The horror genre shouldn’t be looked down on


The horror genre has been famous for iconic scenes from Carrie getting covered in pig’s blood to the Things chest defibrillation scene. Even if you aren’t a huge fan of the scary scenes, it’s hard to ignore the popularity of the genre in the film industry. From talentless, nonsensical, cheap slasher films to carefully stitched, thought-provoking thrillers, they’ve made countless marks on the business. The genre can be for newcomer directors or experienced, well-known ones; they can establish themselves by using their passion as a filmmaker. 

Horror is often looked down on in the industry as having little budget, no talent, and little equipment.
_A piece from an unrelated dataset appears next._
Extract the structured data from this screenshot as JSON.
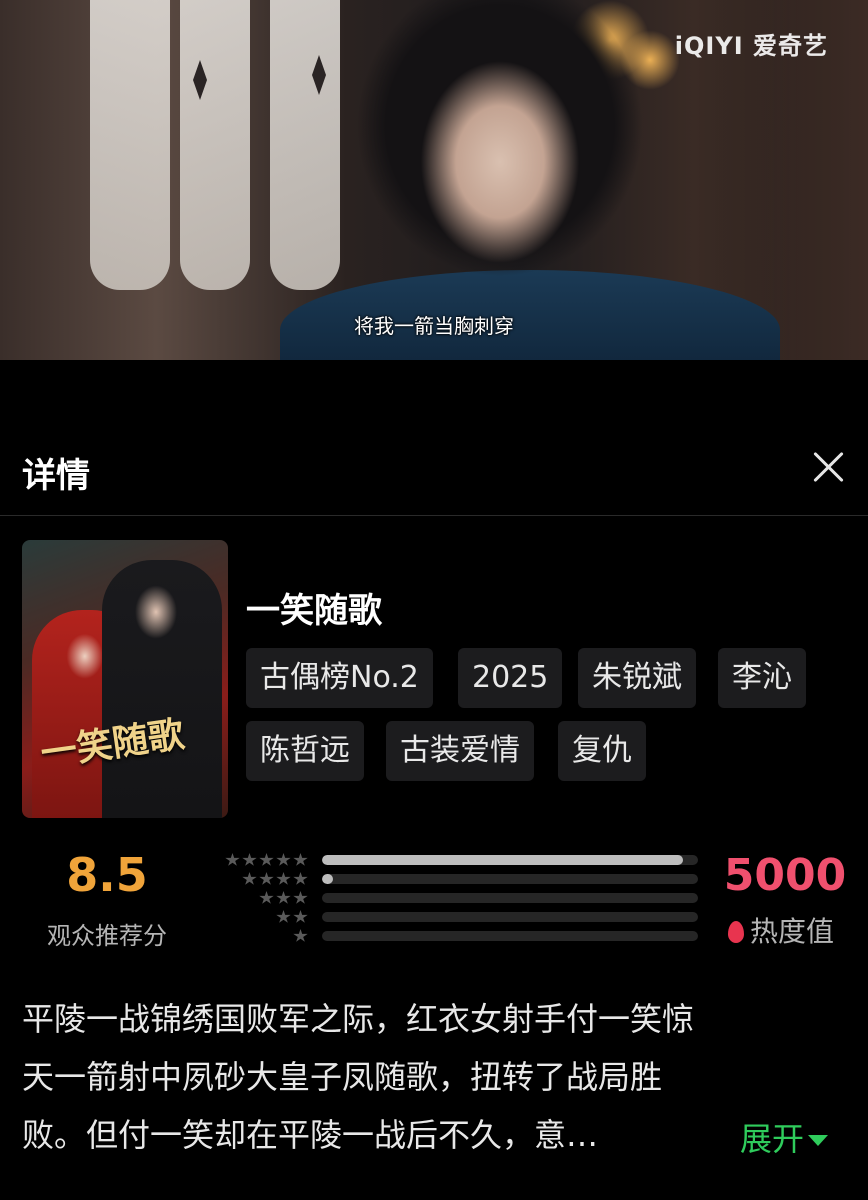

But, the Blair Witch Project had a budget of 60,000 dollars and raked in about 248 million dollars and Get Out had a budget of 4.8 million and made 255 million dollars. Having a low budget lets these directors take different routes with shooting scenes, such as in The Evil Dead  1981, there is a scene where the camera shakes. It was shot from a camera bolted to a wooden plank that a cameraman took running in the woods. 

Are you a fan of Steven Spielberg? He got his start by actually directing the movie Jaws and is now credited by pioneering what we see now from Hollywood. Peter Jackson, director from the Hobbit and the Lord of the Rings, once was a director for the horror movies Bad Taste and Braindead. Horror is an amazing way to make a statement in the business. 
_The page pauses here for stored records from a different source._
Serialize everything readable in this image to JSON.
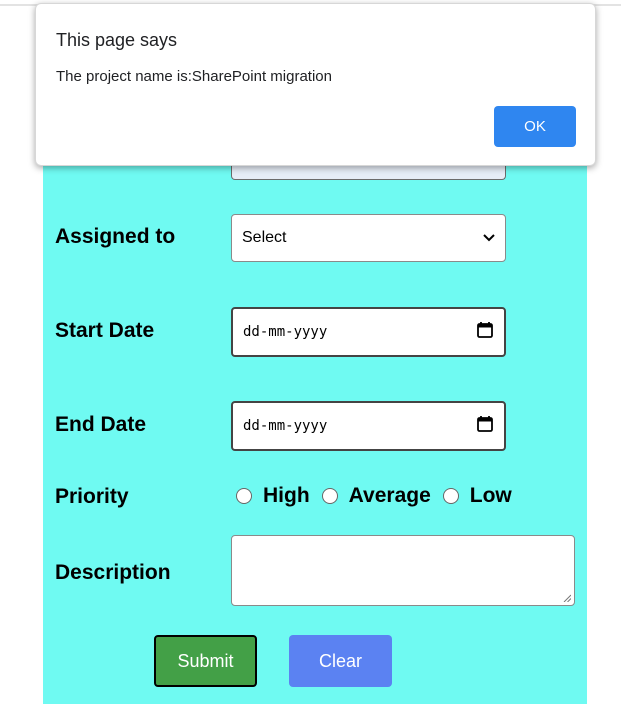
{
  "form": {
    "assigned_to_label": "Assigned to",
    "assigned_to_value": "Select",
    "start_date_label": "Start Date",
    "start_date_placeholder": "dd-mm-yyyy",
    "end_date_label": "End Date",
    "end_date_placeholder": "dd-mm-yyyy",
    "priority_label": "Priority",
    "priority_options": [
      "High",
      "Average",
      "Low"
    ],
    "description_label": "Description",
    "submit_label": "Submit",
    "clear_label": "Clear"
  },
  "dialog": {
    "title": "This page says",
    "message": "The project name is:SharePoint migration",
    "ok_label": "OK"
  },
  "colors": {
    "panel_background": "#6ffaf2",
    "submit_button": "#43a047",
    "clear_button": "#5b82f2",
    "ok_button": "#2f86f0"
  }
}
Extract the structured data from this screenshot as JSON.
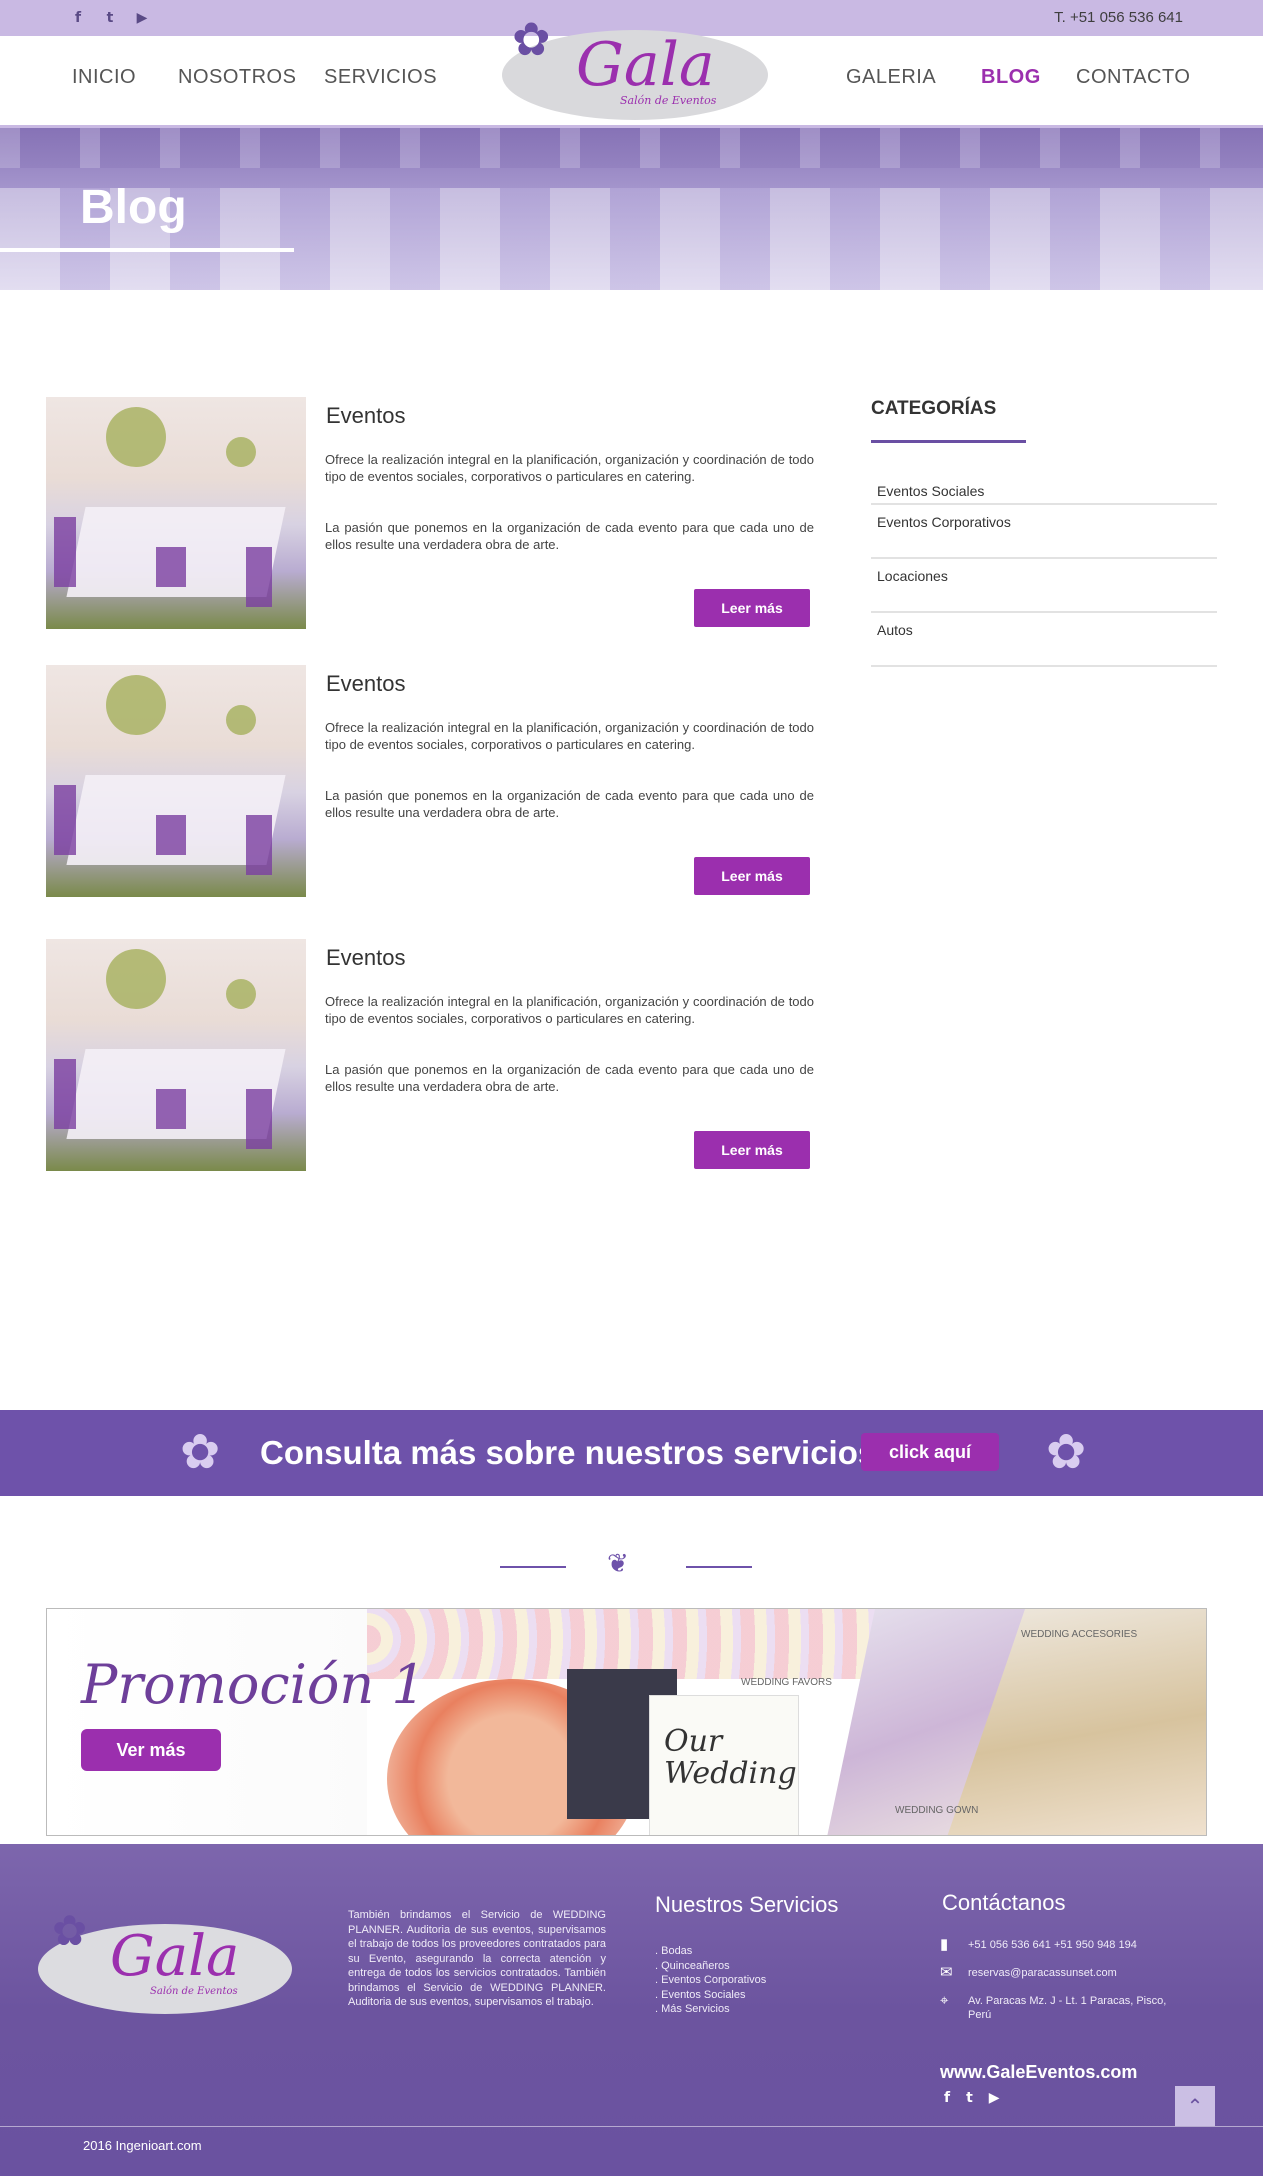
{
  "topbar": {
    "social": [
      {
        "icon": "facebook-icon",
        "glyph": "f"
      },
      {
        "icon": "twitter-icon",
        "glyph": "t"
      },
      {
        "icon": "youtube-icon",
        "glyph": "▶"
      }
    ],
    "phone": "T. +51 056 536 641"
  },
  "nav": {
    "items": [
      "INICIO",
      "NOSOTROS",
      "SERVICIOS",
      "GALERIA",
      "BLOG",
      "CONTACTO"
    ],
    "active": "BLOG"
  },
  "logo": {
    "word": "Gala",
    "sub": "Salón de Eventos"
  },
  "hero": {
    "title": "Blog"
  },
  "posts": [
    {
      "title": "Eventos",
      "p1": "Ofrece la realización integral en la planificación, organización y coordinación de todo tipo de eventos sociales, corporativos o particulares en catering.",
      "p2": "La pasión que ponemos en la organización de cada evento para que cada uno de ellos resulte una verdadera obra de arte.",
      "button": "Leer más"
    },
    {
      "title": "Eventos",
      "p1": "Ofrece la realización integral en la planificación, organización y coordinación de todo tipo de eventos sociales, corporativos o particulares en catering.",
      "p2": "La pasión que ponemos en la organización de cada evento para que cada uno de ellos resulte una verdadera obra de arte.",
      "button": "Leer más"
    },
    {
      "title": "Eventos",
      "p1": "Ofrece la realización integral en la planificación, organización y coordinación de todo tipo de eventos sociales, corporativos o particulares en catering.",
      "p2": "La pasión que ponemos en la organización de cada evento para que cada uno de ellos resulte una verdadera obra de arte.",
      "button": "Leer más"
    }
  ],
  "sidebar": {
    "title": "CATEGORÍAS",
    "items": [
      "Eventos Sociales",
      "Eventos Corporativos",
      "Locaciones",
      "Autos"
    ]
  },
  "cta": {
    "text": "Consulta más sobre nuestros servicios",
    "button": "click aquí"
  },
  "promo": {
    "title": "Promoción 1",
    "button": "Ver más",
    "labels": {
      "favors": "WEDDING FAVORS",
      "accessories": "WEDDING ACCESORIES",
      "gown": "WEDDING GOWN",
      "card": "Our Wedding"
    }
  },
  "footer": {
    "about": "También brindamos el Servicio de WEDDING PLANNER. Auditoria de sus eventos, supervisamos el trabajo de todos los proveedores contratados para su Evento, asegurando la correcta atención y entrega de todos los servicios contratados. También brindamos el Servicio de WEDDING PLANNER. Auditoria de sus eventos, supervisamos el trabajo.",
    "services_title": "Nuestros Servicios",
    "services": [
      ". Bodas",
      ". Quinceañeros",
      ". Eventos Corporativos",
      ". Eventos Sociales",
      ". Más Servicios"
    ],
    "contact_title": "Contáctanos",
    "phones": "+51 056 536 641 +51 950 948 194",
    "email": "reservas@paracassunset.com",
    "address": "Av. Paracas Mz. J - Lt. 1 Paracas, Pisco, Perú",
    "site": "www.GaleEventos.com",
    "copyright": "2016 Ingenioart.com"
  },
  "colors": {
    "accent": "#9b2fae",
    "brand": "#6e52aa",
    "topbar": "#c9b9e3"
  }
}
Not only do directors get their start from horror films but actors do as well. Because of the small budget and little recognition, it is unlikely to hire popular actors and actresses. Even well-known actress Jennifer Aniston had to act in the movie Leprechaun. Johnny Depp starred in the small budget Nightmare on Elm Street in one of the most famous horror scenes where he sucked into his bed only to have blood spewed back up at the ceiling. 
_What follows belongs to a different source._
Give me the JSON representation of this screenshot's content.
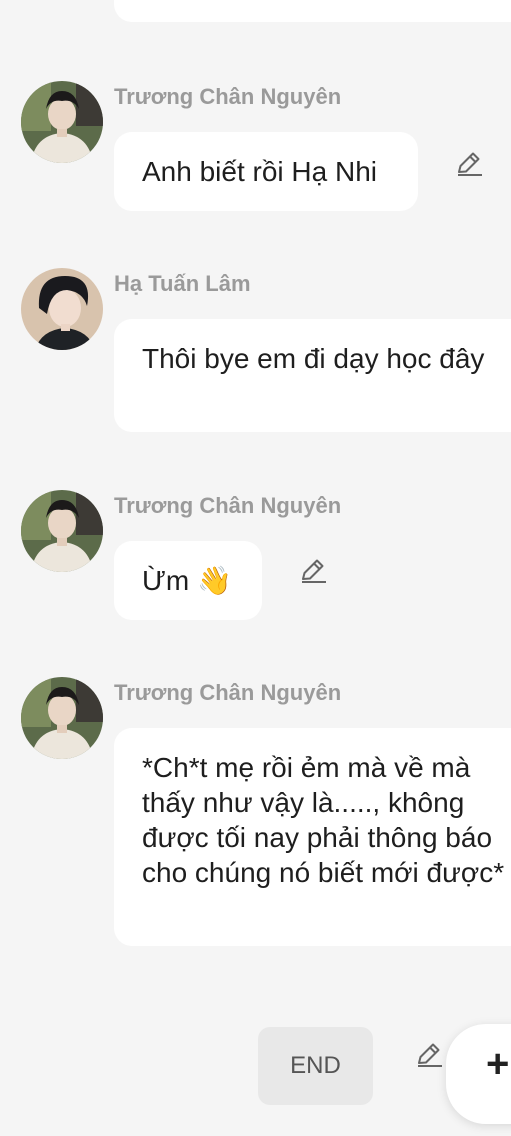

Horror movies aren’t only a way to be established in the industry, but it’s also a creative way to express messages in literary devices and ask questions about ourselves that we aren’t comfortable asking in day-to-day life. For example, Psycho questioned gender in a time where it wasn’t widely accepted. Additionally, the movie Raw has a lot of symbolism tied in with the plot, asking uncomfortable questions about coming of age. 

It’s also very hard to write a bad horror film; there are all different types of horror movies to enjoy. Horror movies can be purely comedic such as Scary Movie and Happy Death Day, or they can be just movies for cheap thrills like Texas Chainsaw or Paranormal Activity. It’s easy to write in some jump scares, but movies such as The Shining or Rosemary’s baby give a chilling, eerie vibe from just unsettling scenery and audio cues.

There’s all sorts of brilliance in the genre, and its hard to believe that horror is the bottom of the barrel for the industry. The business of the genre is booming from its most recent hits like It in 2017 or Us in 2019, and I can’t wait for the horror genre to show those who doubt it what it’s really made of.